■ **What this task involves**:
Write only the number of lines in the entries below that contain the word "value".

Material provided START

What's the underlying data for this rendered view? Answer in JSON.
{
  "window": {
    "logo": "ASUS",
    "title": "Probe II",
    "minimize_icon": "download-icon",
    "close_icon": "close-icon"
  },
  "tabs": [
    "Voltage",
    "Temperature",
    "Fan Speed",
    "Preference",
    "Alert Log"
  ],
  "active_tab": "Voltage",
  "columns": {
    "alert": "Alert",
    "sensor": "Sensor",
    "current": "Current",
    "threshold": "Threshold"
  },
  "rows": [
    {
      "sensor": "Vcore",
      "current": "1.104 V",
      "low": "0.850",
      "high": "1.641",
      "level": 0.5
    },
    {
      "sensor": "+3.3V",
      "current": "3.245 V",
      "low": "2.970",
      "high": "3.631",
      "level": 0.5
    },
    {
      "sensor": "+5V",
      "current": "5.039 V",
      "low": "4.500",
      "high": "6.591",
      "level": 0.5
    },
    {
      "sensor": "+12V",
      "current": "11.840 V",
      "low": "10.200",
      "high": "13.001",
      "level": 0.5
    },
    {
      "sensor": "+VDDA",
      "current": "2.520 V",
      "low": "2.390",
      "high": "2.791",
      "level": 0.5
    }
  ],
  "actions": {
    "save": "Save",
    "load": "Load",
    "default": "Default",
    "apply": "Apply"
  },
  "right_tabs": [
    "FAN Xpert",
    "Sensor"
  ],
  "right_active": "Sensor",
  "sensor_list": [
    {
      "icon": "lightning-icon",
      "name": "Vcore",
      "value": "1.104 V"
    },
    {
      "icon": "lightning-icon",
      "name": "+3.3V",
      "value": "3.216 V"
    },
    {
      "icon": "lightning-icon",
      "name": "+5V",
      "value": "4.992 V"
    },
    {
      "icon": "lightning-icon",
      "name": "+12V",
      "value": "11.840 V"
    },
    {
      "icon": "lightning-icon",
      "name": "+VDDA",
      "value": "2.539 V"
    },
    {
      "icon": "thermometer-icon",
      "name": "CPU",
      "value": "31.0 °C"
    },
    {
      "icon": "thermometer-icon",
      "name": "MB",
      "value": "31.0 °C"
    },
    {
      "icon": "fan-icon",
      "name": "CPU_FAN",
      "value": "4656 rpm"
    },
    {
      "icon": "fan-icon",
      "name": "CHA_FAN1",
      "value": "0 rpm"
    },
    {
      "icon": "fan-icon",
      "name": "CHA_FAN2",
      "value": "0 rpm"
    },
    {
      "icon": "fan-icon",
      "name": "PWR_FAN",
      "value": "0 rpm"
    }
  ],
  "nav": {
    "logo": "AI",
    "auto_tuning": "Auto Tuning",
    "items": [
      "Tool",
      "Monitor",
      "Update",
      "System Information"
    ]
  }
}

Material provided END

■ **Response below**:
11